WHAT IS REQUIRED =
All lines of the entries with "this" in them must be listed.

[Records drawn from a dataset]
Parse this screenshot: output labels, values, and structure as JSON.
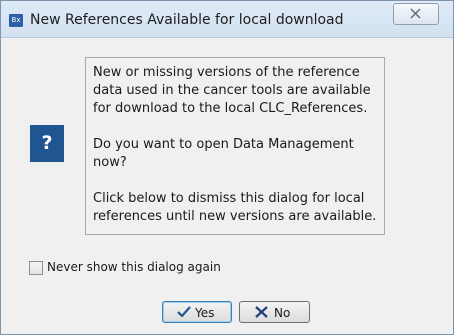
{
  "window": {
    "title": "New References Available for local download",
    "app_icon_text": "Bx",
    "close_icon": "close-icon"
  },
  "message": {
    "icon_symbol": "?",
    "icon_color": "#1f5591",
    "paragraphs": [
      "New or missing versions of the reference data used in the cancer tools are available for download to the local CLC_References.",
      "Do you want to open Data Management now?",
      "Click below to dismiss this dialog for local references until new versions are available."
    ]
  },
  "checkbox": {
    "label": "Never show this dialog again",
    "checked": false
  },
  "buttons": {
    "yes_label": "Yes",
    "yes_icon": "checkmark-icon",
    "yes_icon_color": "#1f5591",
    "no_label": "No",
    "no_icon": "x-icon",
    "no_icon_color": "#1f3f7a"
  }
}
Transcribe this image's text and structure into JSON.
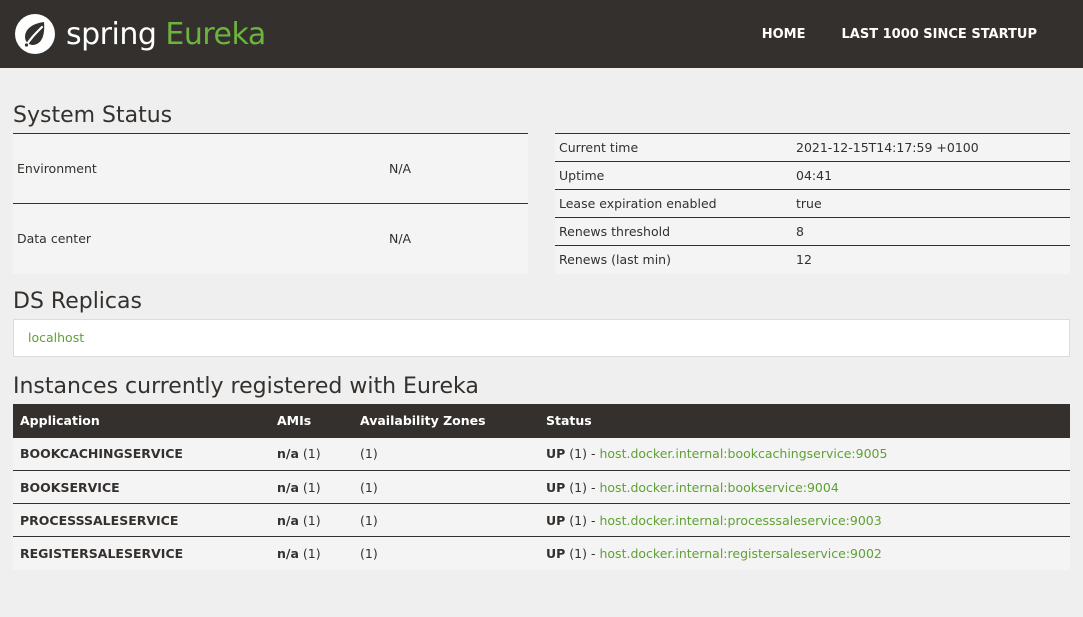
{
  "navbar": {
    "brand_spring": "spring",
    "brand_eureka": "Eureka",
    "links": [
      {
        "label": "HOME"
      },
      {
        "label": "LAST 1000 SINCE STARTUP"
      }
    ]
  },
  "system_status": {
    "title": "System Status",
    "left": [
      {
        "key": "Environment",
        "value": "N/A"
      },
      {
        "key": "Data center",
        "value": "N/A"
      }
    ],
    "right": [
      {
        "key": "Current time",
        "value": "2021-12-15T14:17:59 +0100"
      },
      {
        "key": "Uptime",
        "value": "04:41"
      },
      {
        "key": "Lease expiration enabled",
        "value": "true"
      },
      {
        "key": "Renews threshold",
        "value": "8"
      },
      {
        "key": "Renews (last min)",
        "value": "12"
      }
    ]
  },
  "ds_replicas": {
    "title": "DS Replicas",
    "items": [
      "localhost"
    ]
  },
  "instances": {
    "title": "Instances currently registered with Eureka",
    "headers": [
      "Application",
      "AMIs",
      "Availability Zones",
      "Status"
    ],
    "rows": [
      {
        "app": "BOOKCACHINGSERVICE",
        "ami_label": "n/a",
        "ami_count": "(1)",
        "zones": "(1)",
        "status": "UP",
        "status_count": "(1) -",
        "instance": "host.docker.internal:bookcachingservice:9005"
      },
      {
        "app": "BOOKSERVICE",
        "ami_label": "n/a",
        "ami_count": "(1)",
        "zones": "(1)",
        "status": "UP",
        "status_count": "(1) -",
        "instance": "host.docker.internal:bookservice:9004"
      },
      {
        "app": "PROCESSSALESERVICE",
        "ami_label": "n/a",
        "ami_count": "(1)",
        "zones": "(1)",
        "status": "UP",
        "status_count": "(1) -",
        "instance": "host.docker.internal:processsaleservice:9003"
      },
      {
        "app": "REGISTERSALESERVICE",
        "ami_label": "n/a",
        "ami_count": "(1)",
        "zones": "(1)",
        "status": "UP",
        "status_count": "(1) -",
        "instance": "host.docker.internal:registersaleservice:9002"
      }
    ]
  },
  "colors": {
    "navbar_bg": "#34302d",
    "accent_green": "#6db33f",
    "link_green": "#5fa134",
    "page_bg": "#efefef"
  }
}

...

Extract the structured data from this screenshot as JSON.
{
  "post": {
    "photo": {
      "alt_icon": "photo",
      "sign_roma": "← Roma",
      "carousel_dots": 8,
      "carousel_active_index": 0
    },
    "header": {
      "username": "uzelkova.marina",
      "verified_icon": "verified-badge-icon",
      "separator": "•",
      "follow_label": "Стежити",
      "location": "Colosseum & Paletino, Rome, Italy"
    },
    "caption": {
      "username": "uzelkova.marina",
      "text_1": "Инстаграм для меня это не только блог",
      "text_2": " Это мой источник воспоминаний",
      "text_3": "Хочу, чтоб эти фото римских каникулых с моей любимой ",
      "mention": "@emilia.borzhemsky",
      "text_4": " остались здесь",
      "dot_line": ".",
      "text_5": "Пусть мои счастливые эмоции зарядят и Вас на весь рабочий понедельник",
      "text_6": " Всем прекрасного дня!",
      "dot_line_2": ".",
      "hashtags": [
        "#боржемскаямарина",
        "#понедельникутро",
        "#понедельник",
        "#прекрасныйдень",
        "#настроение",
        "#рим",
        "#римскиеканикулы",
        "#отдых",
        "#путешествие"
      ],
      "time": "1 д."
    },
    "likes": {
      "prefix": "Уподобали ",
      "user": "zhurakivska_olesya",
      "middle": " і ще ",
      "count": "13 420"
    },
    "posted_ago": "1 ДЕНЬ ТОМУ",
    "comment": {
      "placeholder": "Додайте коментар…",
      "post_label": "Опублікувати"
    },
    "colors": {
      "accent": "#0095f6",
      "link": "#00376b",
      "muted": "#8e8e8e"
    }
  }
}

EXERCISE ANSWER =
Parse this screenshot: output labels, values, and structure as JSON.
      "Click below to dismiss this dialog for local references until new versions are available."
    "label": "Never show this dialog again",
Transcribe this image's text and structure into JSON.
Extract the structured data from this screenshot as JSON.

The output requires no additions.